A variety of flavors of American white nationalism are on the rise. The Republican President has waffled about how evil Nazis are, often comparing them to the people protesting them. The racism-apologist frame is that this is a free-speech fight. That people giving Hitler's sieg heil salute and Americans who oppose them, if they get into a brawl, are equally at fault.
One of the Moral Foundations of conservative thought, or perhaps simply a problem for all people, is a tendency to define ourselves as members of an in-group and dismiss the out-group. This is particularly problematic when the same groups are re-enforced over and over: when we decide we are liberals and conservatives, rather than Americans, people, neighbors and a host of other possibilities (not all of which imply opposed groups or outsiders). It's hard to say "no" to in-groups: if we keep repeating that Americans are thinking of themselves as liberals and conservatives and shouldn't, it probably reinforces the thought pattern as much as it breaks down. A more effective technique is to ignore liberal and conservative groupings, and create new ones. These could be inside the liberal and conservative fences: radicals, liberals, liberatarians and conservatives; pro-Choice, pro-Life and pro-Birth. But even more effective is when you create new groups that people will feel loyal to, that cross the liberal-conservative divide.
A big failure, but that we might get right next time, is the way that both Occupy and the Tea Party were against bank subsidies and crony capitalism. The framing for both movements focused on their liberal and conservative status, which was correct but counterproductive.
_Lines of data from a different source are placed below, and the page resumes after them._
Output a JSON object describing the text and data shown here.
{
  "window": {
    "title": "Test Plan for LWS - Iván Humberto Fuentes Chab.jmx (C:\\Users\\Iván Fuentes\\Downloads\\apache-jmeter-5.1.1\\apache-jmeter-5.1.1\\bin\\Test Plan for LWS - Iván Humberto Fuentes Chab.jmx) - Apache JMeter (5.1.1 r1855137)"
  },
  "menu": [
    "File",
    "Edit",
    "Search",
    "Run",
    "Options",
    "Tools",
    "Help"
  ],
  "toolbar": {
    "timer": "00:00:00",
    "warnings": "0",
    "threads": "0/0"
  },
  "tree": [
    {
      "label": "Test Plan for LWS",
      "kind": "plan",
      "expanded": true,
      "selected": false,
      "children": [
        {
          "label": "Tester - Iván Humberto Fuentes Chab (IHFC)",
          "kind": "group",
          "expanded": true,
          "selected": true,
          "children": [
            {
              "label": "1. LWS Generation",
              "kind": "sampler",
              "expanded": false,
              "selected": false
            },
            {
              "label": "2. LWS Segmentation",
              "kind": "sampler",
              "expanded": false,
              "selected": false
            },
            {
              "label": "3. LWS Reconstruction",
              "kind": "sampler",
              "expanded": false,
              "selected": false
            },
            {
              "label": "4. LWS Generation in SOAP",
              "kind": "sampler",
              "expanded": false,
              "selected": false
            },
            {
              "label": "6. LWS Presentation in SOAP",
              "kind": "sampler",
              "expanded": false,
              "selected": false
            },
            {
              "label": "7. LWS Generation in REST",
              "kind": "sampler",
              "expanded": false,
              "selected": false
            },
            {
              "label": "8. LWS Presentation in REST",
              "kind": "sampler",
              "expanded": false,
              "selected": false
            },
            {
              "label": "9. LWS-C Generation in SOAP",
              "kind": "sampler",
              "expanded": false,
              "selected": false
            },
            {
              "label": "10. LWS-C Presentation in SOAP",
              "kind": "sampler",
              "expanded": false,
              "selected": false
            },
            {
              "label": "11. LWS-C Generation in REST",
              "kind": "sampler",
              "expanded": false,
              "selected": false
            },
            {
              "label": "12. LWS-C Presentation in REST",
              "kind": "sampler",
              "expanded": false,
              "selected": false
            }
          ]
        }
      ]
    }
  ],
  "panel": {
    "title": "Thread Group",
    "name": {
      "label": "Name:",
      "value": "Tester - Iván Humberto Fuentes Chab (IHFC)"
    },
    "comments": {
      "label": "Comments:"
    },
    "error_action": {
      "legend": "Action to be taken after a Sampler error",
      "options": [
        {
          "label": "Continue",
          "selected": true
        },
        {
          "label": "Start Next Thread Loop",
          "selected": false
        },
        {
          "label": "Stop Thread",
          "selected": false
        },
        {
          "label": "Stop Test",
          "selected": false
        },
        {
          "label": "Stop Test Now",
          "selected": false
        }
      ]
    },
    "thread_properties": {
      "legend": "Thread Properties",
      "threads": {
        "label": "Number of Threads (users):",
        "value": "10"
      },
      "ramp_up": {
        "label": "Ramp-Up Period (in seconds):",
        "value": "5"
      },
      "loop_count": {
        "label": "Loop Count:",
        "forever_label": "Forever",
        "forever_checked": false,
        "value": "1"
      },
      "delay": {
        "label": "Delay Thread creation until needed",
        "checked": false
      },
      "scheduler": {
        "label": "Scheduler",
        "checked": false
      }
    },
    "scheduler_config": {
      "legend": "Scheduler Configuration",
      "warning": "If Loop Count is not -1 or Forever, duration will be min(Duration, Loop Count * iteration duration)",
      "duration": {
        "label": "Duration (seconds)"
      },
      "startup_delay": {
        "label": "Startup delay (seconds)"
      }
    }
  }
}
They were seen, they were framed, as subsets of liberal and conservative movements, instead of being framed as two allied wings of the group of people who absolutely had had enough of government subsidizing the rich.